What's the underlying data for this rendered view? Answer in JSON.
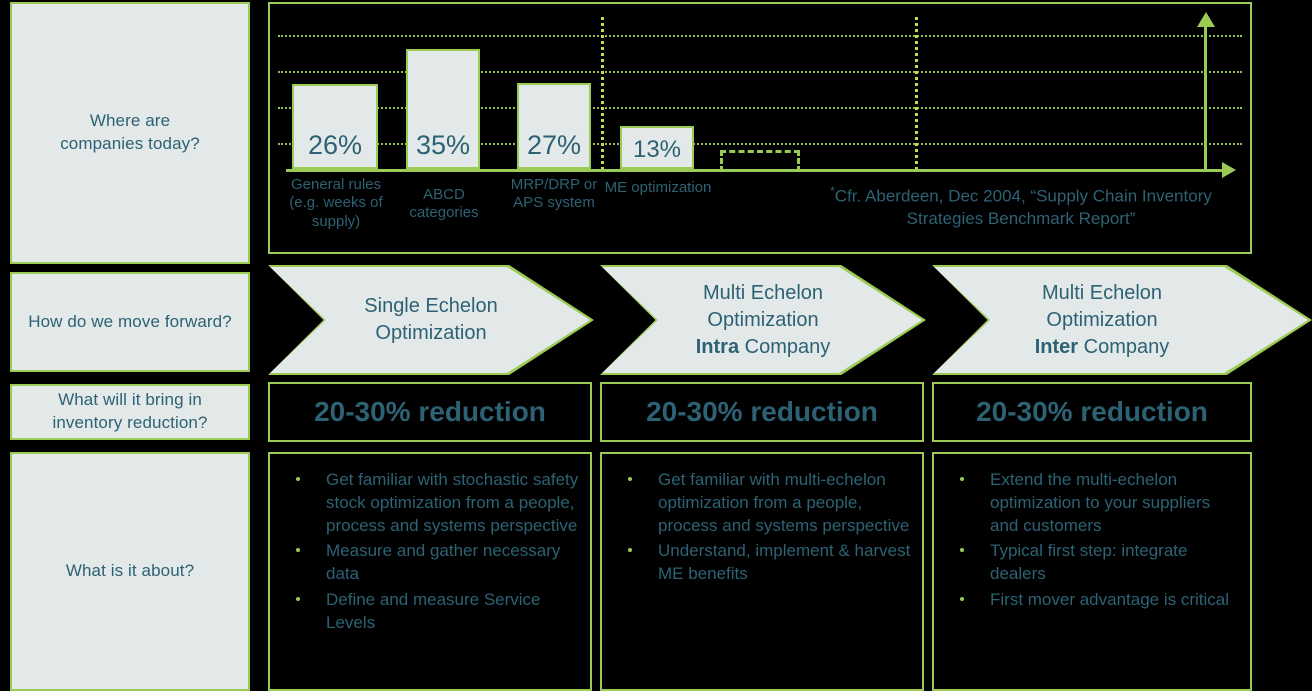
{
  "sidebar": {
    "items": [
      {
        "id": "where-are-companies-today",
        "label": "Where are\ncompanies today?"
      },
      {
        "id": "how-do-we-move-forward",
        "label": "How do we move forward?"
      },
      {
        "id": "what-will-it-bring",
        "label": "What will it bring in\ninventory reduction?"
      },
      {
        "id": "what-is-it-about",
        "label": "What is it about?"
      }
    ]
  },
  "chart_data": {
    "type": "bar",
    "title": "",
    "xlabel": "",
    "ylabel": "",
    "categories": [
      "General rules\n(e.g. weeks of\nsupply)",
      "ABCD\ncategories",
      "MRP/DRP\nor APS\nsystem",
      "ME\noptimization"
    ],
    "values": [
      26,
      35,
      27,
      13
    ],
    "value_labels": [
      "26%",
      "35%",
      "27%",
      "13%"
    ],
    "ylim": [
      0,
      50
    ],
    "gridlines": [
      10,
      20,
      30,
      40
    ],
    "grid": true,
    "legend": null,
    "annotations": [
      {
        "type": "dashed-placeholder-box",
        "after_category": "ME optimization"
      },
      {
        "type": "vertical-dotted-divider",
        "between": "ME optimization / future"
      },
      {
        "type": "up-arrow",
        "note": "growth arrow at right"
      }
    ],
    "source_note": "Cfr. Aberdeen, Dec 2004, “Supply Chain Inventory Strategies Benchmark Report”",
    "source_note_marker": "*"
  },
  "stages": [
    {
      "line1": "Single Echelon",
      "line2": "Optimization",
      "line3_bold": "",
      "line3_rest": ""
    },
    {
      "line1": "Multi Echelon",
      "line2": "Optimization",
      "line3_bold": "Intra",
      "line3_rest": " Company"
    },
    {
      "line1": "Multi Echelon",
      "line2": "Optimization",
      "line3_bold": "Inter",
      "line3_rest": " Company"
    }
  ],
  "reductions": [
    {
      "text": "20-30% reduction"
    },
    {
      "text": "20-30% reduction"
    },
    {
      "text": "20-30% reduction"
    }
  ],
  "bullet_columns": [
    {
      "items": [
        "Get familiar with stochastic safety stock optimization from a people, process and systems perspective",
        "Measure and gather necessary data",
        "Define and measure Service Levels"
      ]
    },
    {
      "items": [
        "Get familiar with multi-echelon optimization from a people, process and systems perspective",
        "Understand, implement & harvest ME benefits"
      ]
    },
    {
      "items": [
        "Extend the multi-echelon optimization to your suppliers and customers",
        "Typical first step: integrate dealers",
        "First mover advantage is critical"
      ]
    }
  ],
  "colors": {
    "background": "#000000",
    "accent_green": "#9ccb55",
    "panel_fill": "#e3e8e9",
    "text_teal": "#2d6274",
    "dotted_yellow_green": "#c9d94b"
  }
}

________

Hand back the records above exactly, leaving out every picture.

What's the underlying data for this rendered view? Answer in JSON.
{
  "sidebar": {
    "items": [
      {
        "id": "where-are-companies-today",
        "label": "Where are\ncompanies today?"
      },
      {
        "id": "how-do-we-move-forward",
        "label": "How do we move forward?"
      },
      {
        "id": "what-will-it-bring",
        "label": "What will it bring in\ninventory reduction?"
      },
      {
        "id": "what-is-it-about",
        "label": "What is it about?"
      }
    ]
  },
  "chart_data": {
    "type": "bar",
    "title": "",
    "xlabel": "",
    "ylabel": "",
    "categories": [
      "General rules\n(e.g. weeks of\nsupply)",
      "ABCD\ncategories",
      "MRP/DRP\nor APS\nsystem",
      "ME\noptimization"
    ],
    "values": [
      26,
      35,
      27,
      13
    ],
    "value_labels": [
      "26%",
      "35%",
      "27%",
      "13%"
    ],
    "ylim": [
      0,
      50
    ],
    "gridlines": [
      10,
      20,
      30,
      40
    ],
    "grid": true,
    "legend": null,
    "annotations": [
      {
        "type": "dashed-placeholder-box",
        "after_category": "ME optimization"
      },
      {
        "type": "vertical-dotted-divider",
        "between": "ME optimization / future"
      },
      {
        "type": "up-arrow",
        "note": "growth arrow at right"
      }
    ],
    "source_note": "Cfr. Aberdeen, Dec 2004, “Supply Chain Inventory Strategies Benchmark Report”",
    "source_note_marker": "*"
  },
  "stages": [
    {
      "line1": "Single Echelon",
      "line2": "Optimization",
      "line3_bold": "",
      "line3_rest": ""
    },
    {
      "line1": "Multi Echelon",
      "line2": "Optimization",
      "line3_bold": "Intra",
      "line3_rest": " Company"
    },
    {
      "line1": "Multi Echelon",
      "line2": "Optimization",
      "line3_bold": "Inter",
      "line3_rest": " Company"
    }
  ],
  "reductions": [
    {
      "text": "20-30% reduction"
    },
    {
      "text": "20-30% reduction"
    },
    {
      "text": "20-30% reduction"
    }
  ],
  "bullet_columns": [
    {
      "items": [
        "Get familiar with stochastic safety stock optimization from a people, process and systems perspective",
        "Measure and gather necessary data",
        "Define and measure Service Levels"
      ]
    },
    {
      "items": [
        "Get familiar with multi-echelon optimization from a people, process and systems perspective",
        "Understand, implement & harvest ME benefits"
      ]
    },
    {
      "items": [
        "Extend the multi-echelon optimization to your suppliers and customers",
        "Typical first step: integrate dealers",
        "First mover advantage is critical"
      ]
    }
  ],
  "colors": {
    "background": "#000000",
    "accent_green": "#9ccb55",
    "panel_fill": "#e3e8e9",
    "text_teal": "#2d6274",
    "dotted_yellow_green": "#c9d94b"
  }
}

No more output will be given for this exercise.